BEGIN SUPPLIED DATA
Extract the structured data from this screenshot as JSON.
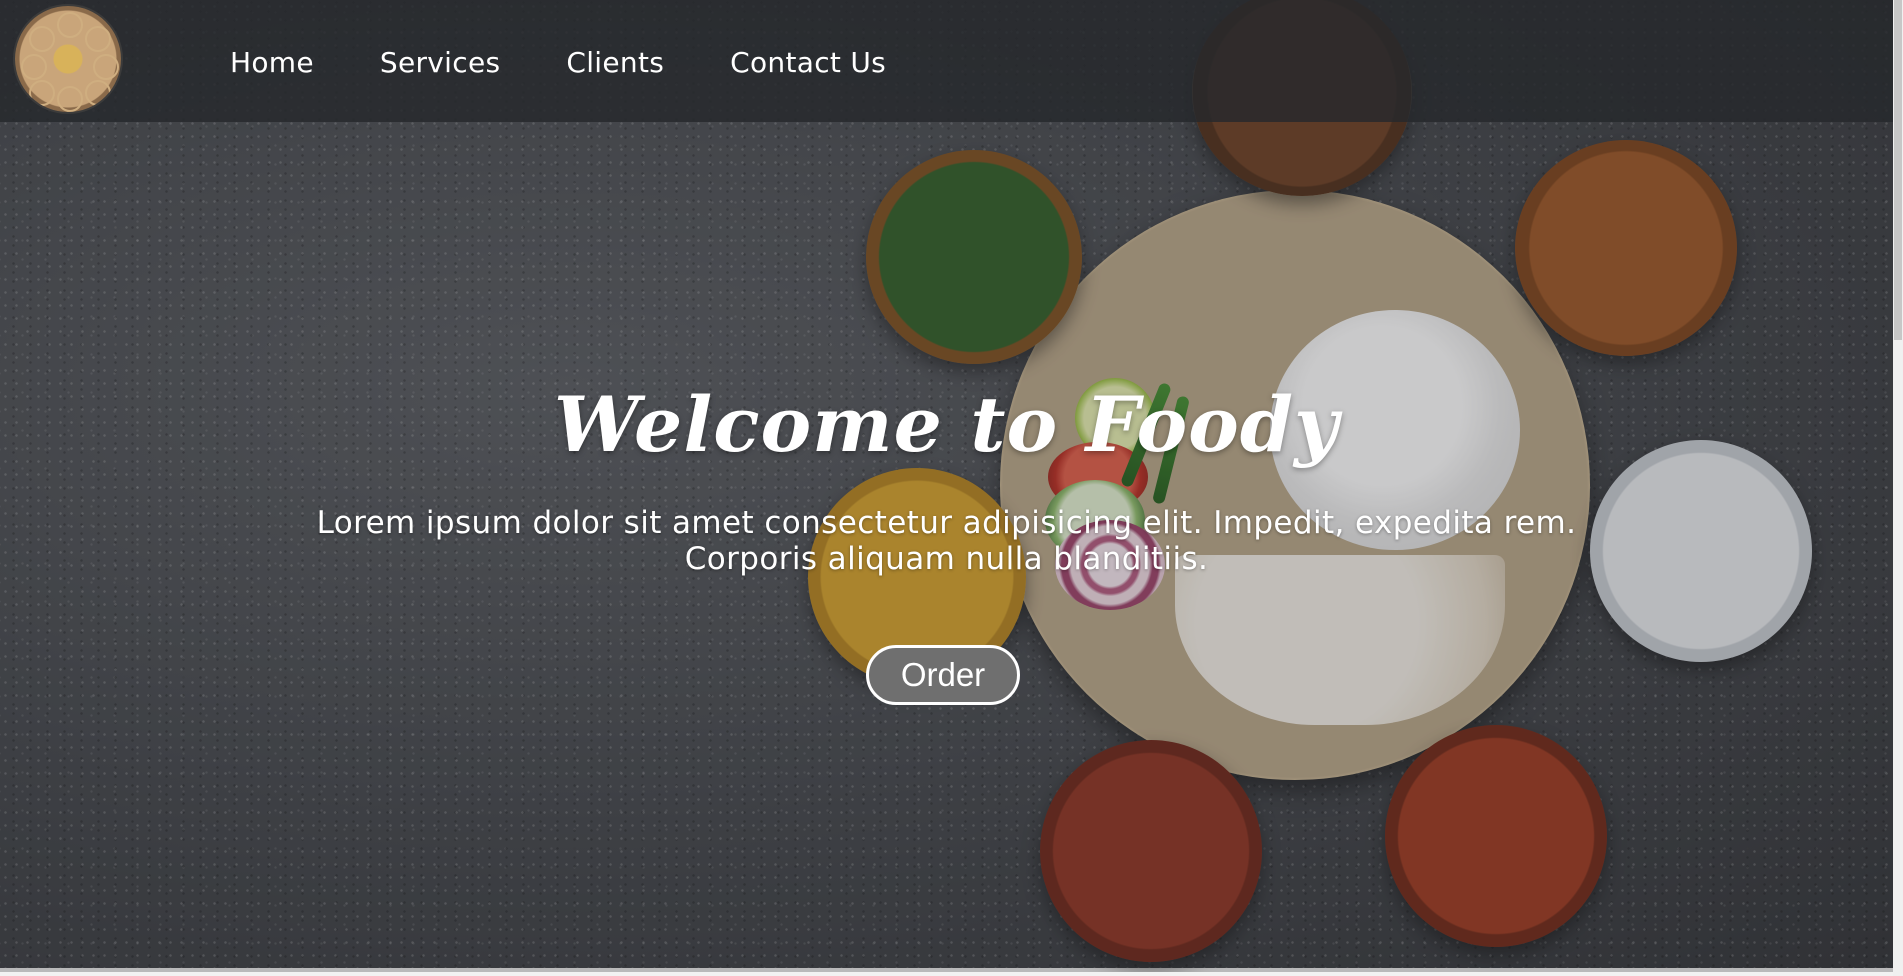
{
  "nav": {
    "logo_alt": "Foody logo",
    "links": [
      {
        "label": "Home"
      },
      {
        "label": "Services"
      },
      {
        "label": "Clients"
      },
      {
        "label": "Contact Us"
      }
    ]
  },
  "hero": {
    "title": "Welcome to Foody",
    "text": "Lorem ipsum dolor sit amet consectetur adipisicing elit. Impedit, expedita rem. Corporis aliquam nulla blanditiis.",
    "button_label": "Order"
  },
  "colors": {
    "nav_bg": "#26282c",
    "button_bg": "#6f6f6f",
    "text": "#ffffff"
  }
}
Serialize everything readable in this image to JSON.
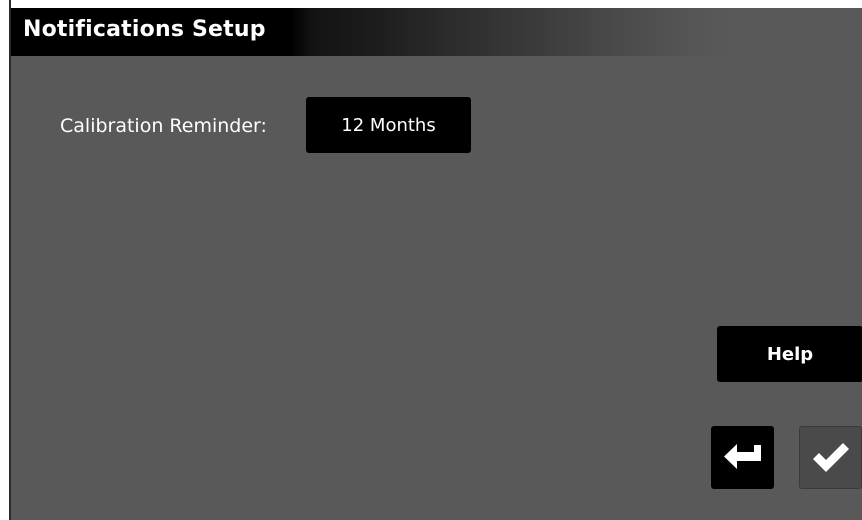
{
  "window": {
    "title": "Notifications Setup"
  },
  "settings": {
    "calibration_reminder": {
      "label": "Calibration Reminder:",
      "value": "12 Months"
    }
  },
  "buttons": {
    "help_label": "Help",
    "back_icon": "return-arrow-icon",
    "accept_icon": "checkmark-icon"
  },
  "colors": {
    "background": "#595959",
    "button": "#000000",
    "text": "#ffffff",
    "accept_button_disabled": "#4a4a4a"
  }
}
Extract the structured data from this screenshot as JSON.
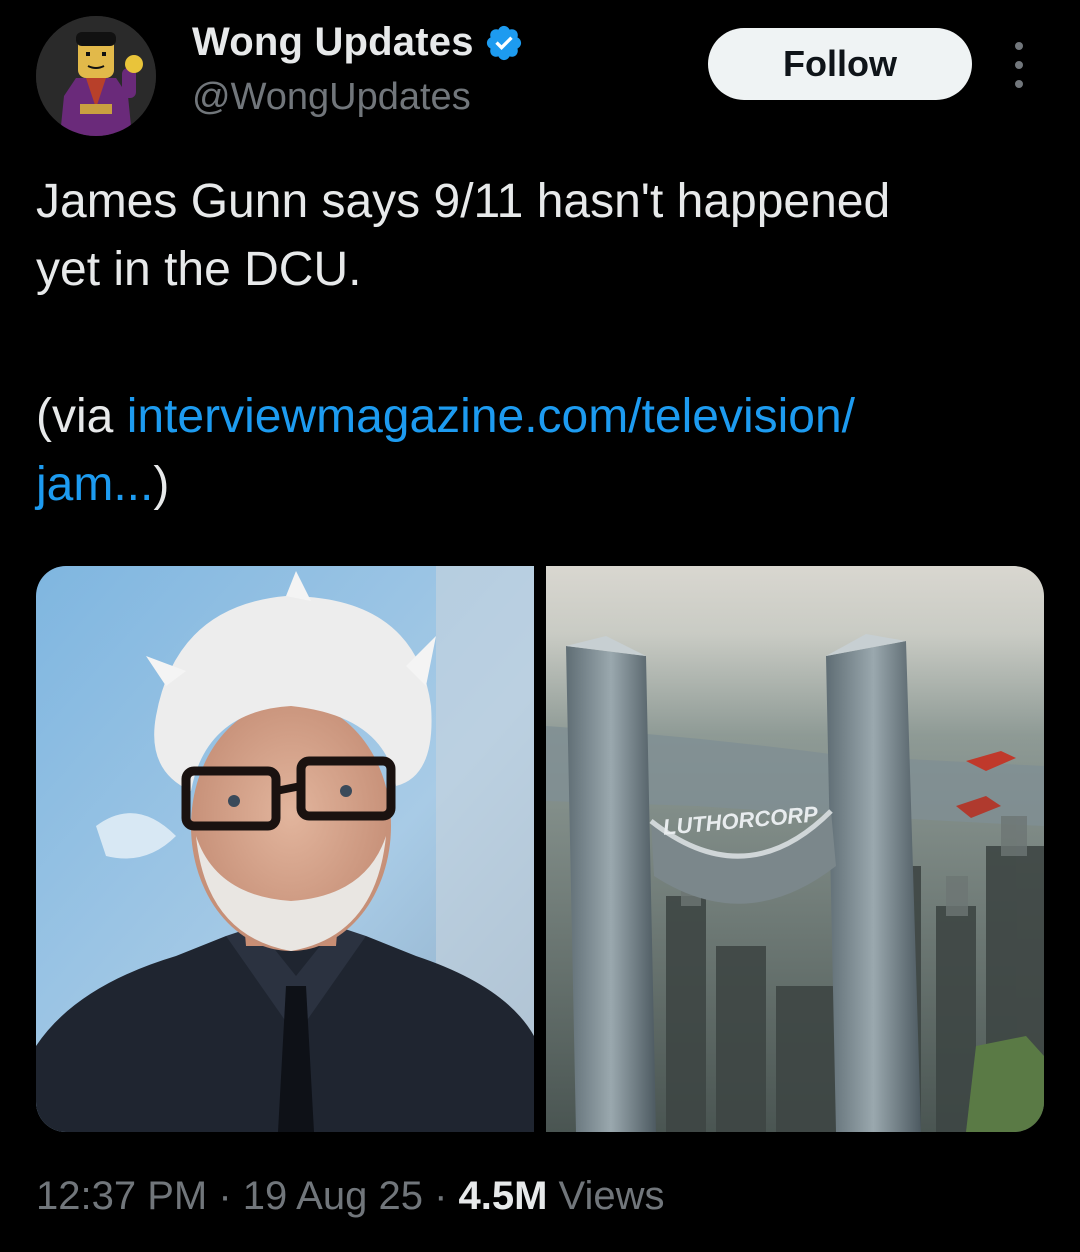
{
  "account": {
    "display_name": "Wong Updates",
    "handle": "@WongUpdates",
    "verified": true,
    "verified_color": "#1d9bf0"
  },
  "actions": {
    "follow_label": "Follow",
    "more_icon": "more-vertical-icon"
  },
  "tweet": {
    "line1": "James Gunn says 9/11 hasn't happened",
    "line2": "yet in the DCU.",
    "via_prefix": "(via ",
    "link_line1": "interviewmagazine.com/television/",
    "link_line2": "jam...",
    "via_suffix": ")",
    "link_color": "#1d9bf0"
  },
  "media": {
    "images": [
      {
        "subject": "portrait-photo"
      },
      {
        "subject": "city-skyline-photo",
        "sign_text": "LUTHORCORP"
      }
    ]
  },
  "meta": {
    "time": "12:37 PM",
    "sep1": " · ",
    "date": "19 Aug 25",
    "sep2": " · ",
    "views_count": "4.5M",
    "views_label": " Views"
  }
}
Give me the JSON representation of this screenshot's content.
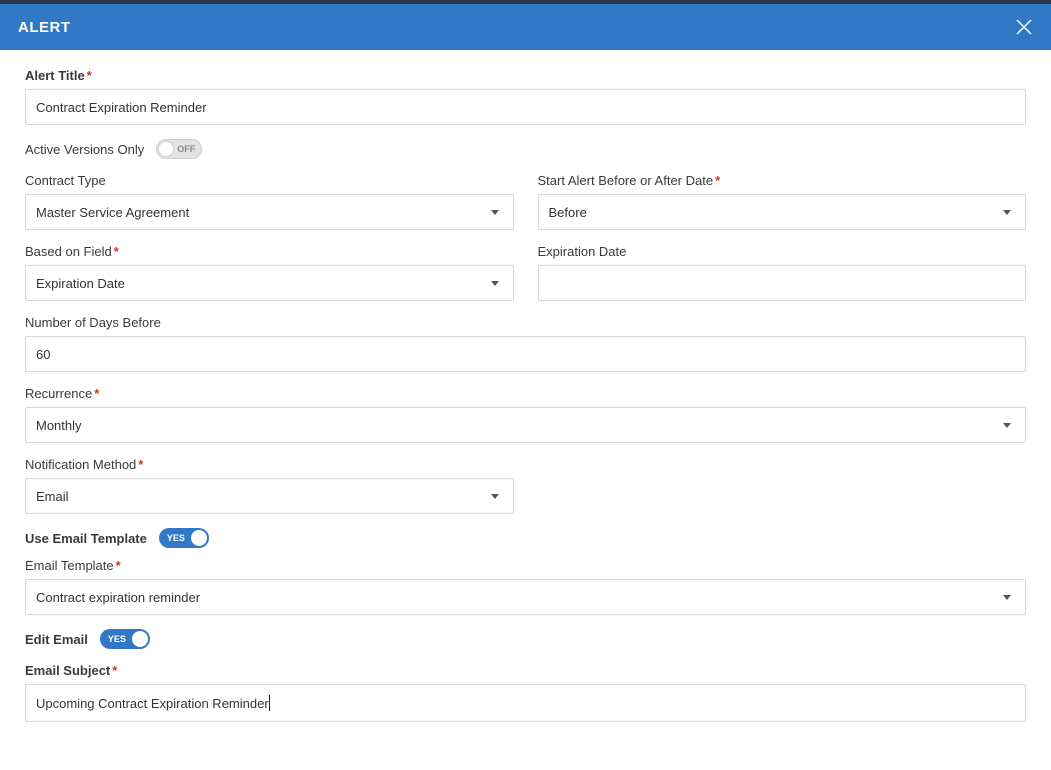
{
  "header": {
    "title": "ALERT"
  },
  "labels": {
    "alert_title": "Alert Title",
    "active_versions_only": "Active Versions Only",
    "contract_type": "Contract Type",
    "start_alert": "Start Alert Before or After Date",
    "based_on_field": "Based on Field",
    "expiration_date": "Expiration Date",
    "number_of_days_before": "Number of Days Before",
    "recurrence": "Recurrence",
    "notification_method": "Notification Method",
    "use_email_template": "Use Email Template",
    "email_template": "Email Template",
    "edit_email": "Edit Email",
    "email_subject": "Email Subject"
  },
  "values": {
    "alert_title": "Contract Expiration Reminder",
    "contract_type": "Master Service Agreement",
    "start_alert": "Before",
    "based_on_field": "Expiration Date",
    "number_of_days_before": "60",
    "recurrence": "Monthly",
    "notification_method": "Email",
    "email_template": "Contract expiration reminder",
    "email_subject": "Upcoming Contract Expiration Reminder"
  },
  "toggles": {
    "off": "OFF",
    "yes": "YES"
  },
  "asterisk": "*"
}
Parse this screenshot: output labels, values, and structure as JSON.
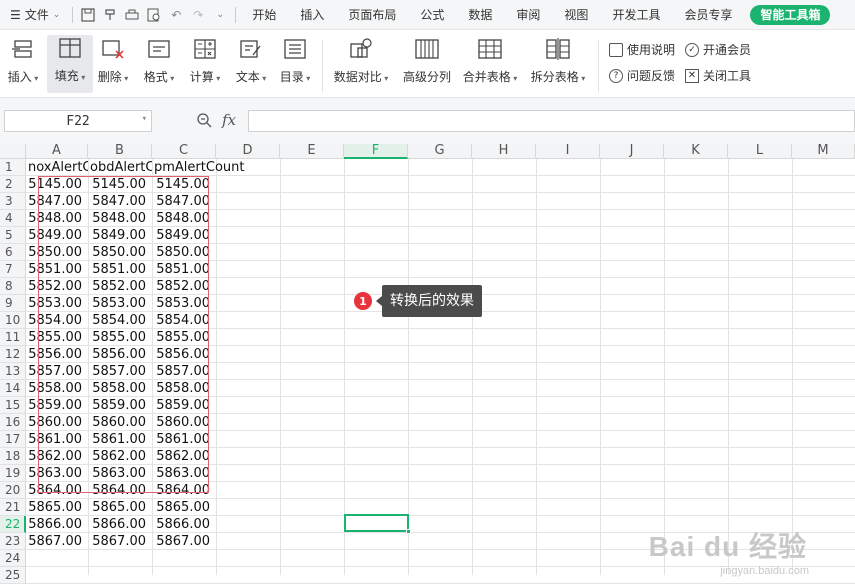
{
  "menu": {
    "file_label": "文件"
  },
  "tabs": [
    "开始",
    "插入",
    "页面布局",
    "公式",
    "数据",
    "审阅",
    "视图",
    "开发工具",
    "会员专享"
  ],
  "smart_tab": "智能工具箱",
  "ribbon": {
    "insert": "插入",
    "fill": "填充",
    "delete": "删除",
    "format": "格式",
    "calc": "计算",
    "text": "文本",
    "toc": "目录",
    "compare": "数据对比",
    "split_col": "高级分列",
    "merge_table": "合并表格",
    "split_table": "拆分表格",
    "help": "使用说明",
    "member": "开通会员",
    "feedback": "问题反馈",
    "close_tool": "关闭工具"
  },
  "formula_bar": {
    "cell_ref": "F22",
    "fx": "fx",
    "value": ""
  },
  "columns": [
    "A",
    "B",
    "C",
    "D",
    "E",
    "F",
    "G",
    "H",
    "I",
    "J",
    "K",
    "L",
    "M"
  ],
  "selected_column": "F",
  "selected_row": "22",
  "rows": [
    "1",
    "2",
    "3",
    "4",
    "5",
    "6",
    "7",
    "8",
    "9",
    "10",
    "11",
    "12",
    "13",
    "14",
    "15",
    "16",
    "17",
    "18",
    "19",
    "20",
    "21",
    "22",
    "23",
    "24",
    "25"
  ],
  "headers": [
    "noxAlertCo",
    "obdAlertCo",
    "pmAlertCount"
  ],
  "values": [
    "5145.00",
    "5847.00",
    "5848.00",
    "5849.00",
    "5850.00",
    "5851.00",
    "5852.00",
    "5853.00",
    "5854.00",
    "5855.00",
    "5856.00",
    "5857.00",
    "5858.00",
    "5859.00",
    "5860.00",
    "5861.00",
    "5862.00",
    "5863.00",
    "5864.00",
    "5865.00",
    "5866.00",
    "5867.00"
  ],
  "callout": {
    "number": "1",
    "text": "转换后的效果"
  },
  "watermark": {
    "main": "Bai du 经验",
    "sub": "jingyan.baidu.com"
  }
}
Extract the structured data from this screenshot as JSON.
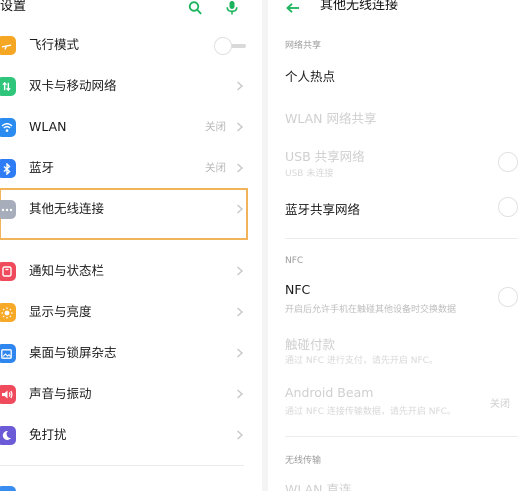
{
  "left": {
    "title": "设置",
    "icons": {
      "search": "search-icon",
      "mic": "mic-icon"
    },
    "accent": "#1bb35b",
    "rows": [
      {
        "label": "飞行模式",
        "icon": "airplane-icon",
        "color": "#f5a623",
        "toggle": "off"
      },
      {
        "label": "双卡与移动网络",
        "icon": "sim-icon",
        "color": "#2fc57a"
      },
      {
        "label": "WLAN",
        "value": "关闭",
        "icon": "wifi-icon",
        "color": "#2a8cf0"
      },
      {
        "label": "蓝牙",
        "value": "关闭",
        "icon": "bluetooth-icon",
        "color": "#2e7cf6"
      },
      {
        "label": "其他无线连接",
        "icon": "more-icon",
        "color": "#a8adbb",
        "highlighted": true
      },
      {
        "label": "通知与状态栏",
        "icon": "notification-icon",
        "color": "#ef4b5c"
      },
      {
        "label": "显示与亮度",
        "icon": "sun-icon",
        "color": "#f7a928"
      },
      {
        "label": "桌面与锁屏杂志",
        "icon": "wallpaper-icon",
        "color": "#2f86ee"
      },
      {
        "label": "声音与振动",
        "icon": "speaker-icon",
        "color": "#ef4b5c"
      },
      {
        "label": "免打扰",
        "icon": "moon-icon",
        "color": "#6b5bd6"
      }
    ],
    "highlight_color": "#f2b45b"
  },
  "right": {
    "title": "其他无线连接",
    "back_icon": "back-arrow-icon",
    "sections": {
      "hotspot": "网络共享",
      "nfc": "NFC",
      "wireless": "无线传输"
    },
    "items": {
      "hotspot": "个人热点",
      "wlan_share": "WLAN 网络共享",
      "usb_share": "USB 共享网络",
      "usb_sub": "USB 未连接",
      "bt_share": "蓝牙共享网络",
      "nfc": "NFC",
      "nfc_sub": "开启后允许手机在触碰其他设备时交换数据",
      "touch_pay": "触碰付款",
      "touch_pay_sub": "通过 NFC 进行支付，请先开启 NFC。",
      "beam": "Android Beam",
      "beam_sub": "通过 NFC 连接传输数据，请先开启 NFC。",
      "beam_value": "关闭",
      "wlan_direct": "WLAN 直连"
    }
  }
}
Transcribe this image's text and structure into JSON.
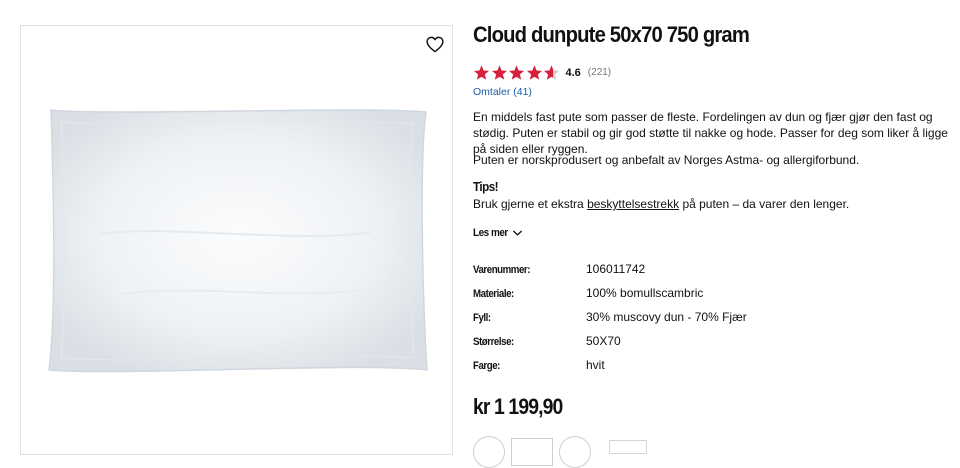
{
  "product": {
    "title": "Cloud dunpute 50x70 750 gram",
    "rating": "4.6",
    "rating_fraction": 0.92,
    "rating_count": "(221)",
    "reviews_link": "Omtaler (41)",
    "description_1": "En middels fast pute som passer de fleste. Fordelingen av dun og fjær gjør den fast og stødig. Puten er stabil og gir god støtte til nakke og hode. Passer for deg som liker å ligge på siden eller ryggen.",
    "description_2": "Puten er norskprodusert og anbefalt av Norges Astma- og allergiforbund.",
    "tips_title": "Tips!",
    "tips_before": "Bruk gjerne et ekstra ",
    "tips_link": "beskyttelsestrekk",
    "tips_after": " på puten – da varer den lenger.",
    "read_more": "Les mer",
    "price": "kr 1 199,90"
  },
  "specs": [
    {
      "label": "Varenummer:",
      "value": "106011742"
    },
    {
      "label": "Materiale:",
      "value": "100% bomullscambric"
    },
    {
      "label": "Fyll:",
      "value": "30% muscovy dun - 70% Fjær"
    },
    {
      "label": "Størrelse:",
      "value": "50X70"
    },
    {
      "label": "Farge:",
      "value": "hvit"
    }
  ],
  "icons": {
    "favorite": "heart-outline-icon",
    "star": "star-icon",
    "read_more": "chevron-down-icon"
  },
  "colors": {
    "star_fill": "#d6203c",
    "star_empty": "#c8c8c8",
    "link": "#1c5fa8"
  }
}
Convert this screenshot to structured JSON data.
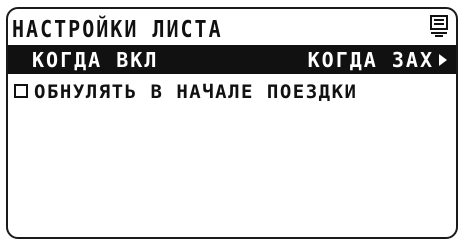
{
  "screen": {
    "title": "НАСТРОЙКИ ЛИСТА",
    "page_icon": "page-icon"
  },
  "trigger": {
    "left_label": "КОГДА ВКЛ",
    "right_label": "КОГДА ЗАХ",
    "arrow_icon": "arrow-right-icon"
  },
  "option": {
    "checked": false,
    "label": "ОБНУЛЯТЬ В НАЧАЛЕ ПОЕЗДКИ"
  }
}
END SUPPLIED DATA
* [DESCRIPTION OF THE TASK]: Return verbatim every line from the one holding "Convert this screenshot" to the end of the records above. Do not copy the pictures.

* [RESPONSE TO THE TASK]:
Convert this screenshot to structured JSON data.
{
  "screen": {
    "title": "НАСТРОЙКИ ЛИСТА",
    "page_icon": "page-icon"
  },
  "trigger": {
    "left_label": "КОГДА ВКЛ",
    "right_label": "КОГДА ЗАХ",
    "arrow_icon": "arrow-right-icon"
  },
  "option": {
    "checked": false,
    "label": "ОБНУЛЯТЬ В НАЧАЛЕ ПОЕЗДКИ"
  }
}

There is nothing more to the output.